## Material to process
------

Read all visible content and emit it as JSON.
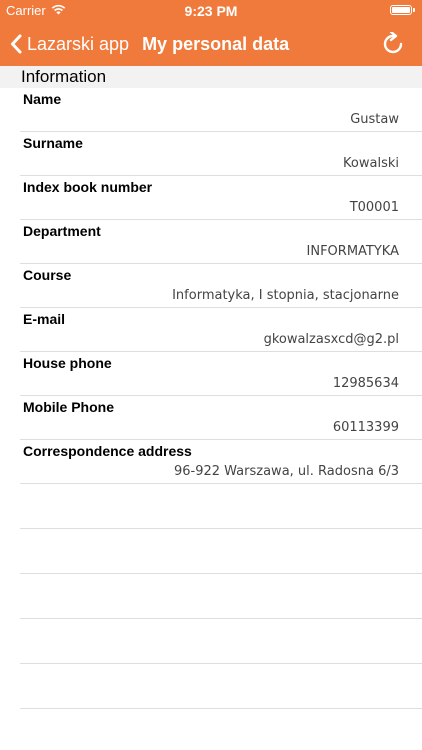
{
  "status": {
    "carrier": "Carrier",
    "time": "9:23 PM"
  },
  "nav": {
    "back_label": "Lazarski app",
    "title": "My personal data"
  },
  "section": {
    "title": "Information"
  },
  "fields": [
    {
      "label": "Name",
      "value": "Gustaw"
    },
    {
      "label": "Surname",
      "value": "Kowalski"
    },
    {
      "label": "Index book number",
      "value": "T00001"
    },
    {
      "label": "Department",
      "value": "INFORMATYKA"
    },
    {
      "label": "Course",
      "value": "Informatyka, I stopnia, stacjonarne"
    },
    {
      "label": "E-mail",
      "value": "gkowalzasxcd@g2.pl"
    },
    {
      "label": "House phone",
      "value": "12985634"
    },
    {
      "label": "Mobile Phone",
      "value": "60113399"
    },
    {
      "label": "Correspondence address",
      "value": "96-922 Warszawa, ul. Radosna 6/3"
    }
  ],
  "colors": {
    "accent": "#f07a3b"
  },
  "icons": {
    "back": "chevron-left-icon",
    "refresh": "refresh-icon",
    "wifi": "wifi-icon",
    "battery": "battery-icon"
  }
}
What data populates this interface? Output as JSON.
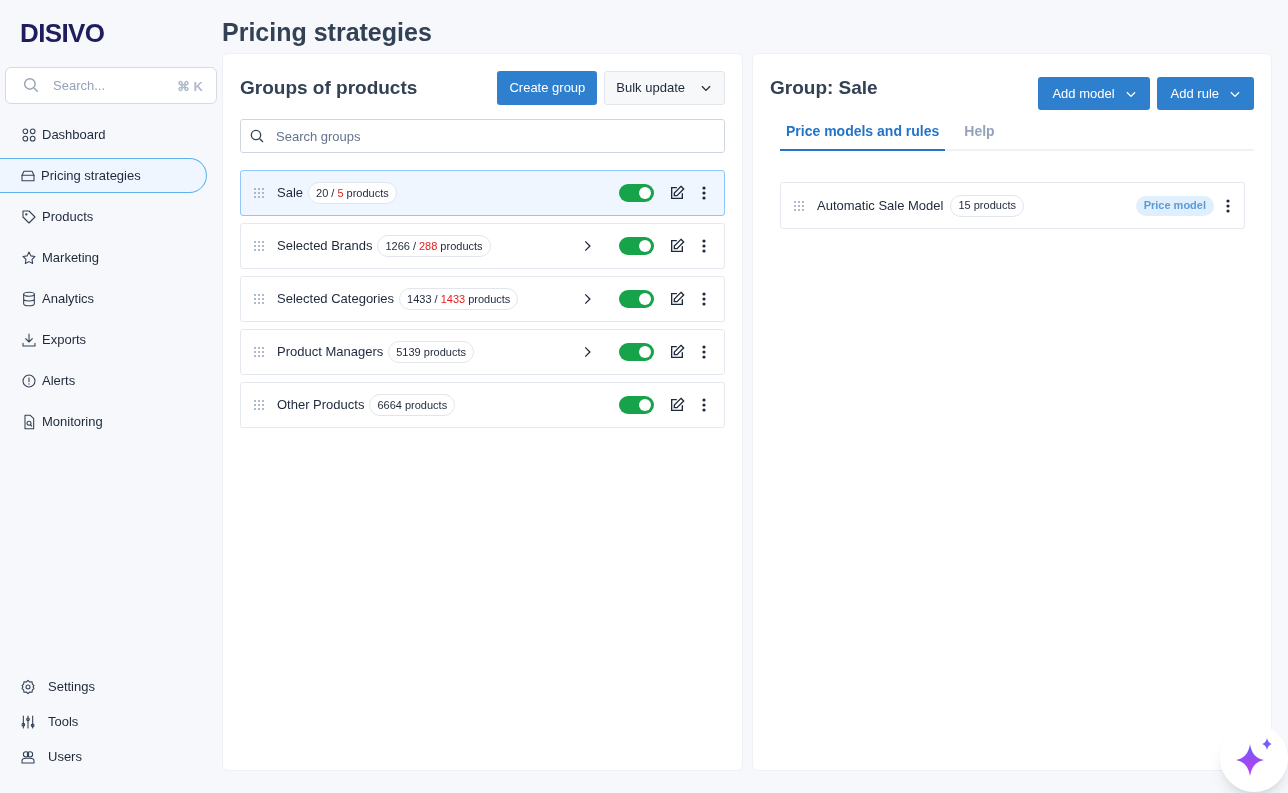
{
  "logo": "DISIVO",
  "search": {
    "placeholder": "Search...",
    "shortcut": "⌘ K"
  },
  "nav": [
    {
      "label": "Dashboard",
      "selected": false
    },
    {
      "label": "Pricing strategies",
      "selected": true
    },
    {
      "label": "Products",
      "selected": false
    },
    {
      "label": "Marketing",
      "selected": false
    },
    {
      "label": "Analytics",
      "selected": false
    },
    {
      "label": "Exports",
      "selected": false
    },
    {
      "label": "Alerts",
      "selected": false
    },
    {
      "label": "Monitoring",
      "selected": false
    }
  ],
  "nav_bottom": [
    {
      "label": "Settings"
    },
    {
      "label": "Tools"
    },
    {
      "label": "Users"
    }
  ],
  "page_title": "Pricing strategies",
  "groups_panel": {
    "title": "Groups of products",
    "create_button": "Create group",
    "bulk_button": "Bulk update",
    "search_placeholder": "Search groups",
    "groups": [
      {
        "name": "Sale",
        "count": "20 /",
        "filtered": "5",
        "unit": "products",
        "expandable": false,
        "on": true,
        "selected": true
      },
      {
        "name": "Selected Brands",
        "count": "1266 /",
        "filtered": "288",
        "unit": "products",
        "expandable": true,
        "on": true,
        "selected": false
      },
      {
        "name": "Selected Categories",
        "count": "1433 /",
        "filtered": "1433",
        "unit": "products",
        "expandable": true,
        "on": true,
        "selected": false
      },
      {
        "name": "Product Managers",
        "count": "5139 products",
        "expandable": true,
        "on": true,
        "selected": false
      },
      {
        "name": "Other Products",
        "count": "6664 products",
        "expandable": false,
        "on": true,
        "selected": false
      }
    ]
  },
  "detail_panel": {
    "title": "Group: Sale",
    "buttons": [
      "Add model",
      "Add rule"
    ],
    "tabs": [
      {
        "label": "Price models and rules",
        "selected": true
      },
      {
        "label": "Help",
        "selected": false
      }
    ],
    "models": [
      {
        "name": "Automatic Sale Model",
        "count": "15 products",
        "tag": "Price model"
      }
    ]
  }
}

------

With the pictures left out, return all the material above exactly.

Read all visible content and emit it as JSON.
{
  "status": {
    "carrier": "Carrier",
    "time": "9:23 PM"
  },
  "nav": {
    "back_label": "Lazarski app",
    "title": "My personal data"
  },
  "section": {
    "title": "Information"
  },
  "fields": [
    {
      "label": "Name",
      "value": "Gustaw"
    },
    {
      "label": "Surname",
      "value": "Kowalski"
    },
    {
      "label": "Index book number",
      "value": "T00001"
    },
    {
      "label": "Department",
      "value": "INFORMATYKA"
    },
    {
      "label": "Course",
      "value": "Informatyka, I stopnia, stacjonarne"
    },
    {
      "label": "E-mail",
      "value": "gkowalzasxcd@g2.pl"
    },
    {
      "label": "House phone",
      "value": "12985634"
    },
    {
      "label": "Mobile Phone",
      "value": "60113399"
    },
    {
      "label": "Correspondence address",
      "value": "96-922 Warszawa, ul. Radosna 6/3"
    }
  ],
  "colors": {
    "accent": "#f07a3b"
  },
  "icons": {
    "back": "chevron-left-icon",
    "refresh": "refresh-icon",
    "wifi": "wifi-icon",
    "battery": "battery-icon"
  }
}
What data populates this interface? Output as JSON.
{
  "logo": "DISIVO",
  "search": {
    "placeholder": "Search...",
    "shortcut": "⌘ K"
  },
  "nav": [
    {
      "label": "Dashboard",
      "selected": false
    },
    {
      "label": "Pricing strategies",
      "selected": true
    },
    {
      "label": "Products",
      "selected": false
    },
    {
      "label": "Marketing",
      "selected": false
    },
    {
      "label": "Analytics",
      "selected": false
    },
    {
      "label": "Exports",
      "selected": false
    },
    {
      "label": "Alerts",
      "selected": false
    },
    {
      "label": "Monitoring",
      "selected": false
    }
  ],
  "nav_bottom": [
    {
      "label": "Settings"
    },
    {
      "label": "Tools"
    },
    {
      "label": "Users"
    }
  ],
  "page_title": "Pricing strategies",
  "groups_panel": {
    "title": "Groups of products",
    "create_button": "Create group",
    "bulk_button": "Bulk update",
    "search_placeholder": "Search groups",
    "groups": [
      {
        "name": "Sale",
        "count": "20 /",
        "filtered": "5",
        "unit": "products",
        "expandable": false,
        "on": true,
        "selected": true
      },
      {
        "name": "Selected Brands",
        "count": "1266 /",
        "filtered": "288",
        "unit": "products",
        "expandable": true,
        "on": true,
        "selected": false
      },
      {
        "name": "Selected Categories",
        "count": "1433 /",
        "filtered": "1433",
        "unit": "products",
        "expandable": true,
        "on": true,
        "selected": false
      },
      {
        "name": "Product Managers",
        "count": "5139 products",
        "expandable": true,
        "on": true,
        "selected": false
      },
      {
        "name": "Other Products",
        "count": "6664 products",
        "expandable": false,
        "on": true,
        "selected": false
      }
    ]
  },
  "detail_panel": {
    "title": "Group: Sale",
    "buttons": [
      "Add model",
      "Add rule"
    ],
    "tabs": [
      {
        "label": "Price models and rules",
        "selected": true
      },
      {
        "label": "Help",
        "selected": false
      }
    ],
    "models": [
      {
        "name": "Automatic Sale Model",
        "count": "15 products",
        "tag": "Price model"
      }
    ]
  }
}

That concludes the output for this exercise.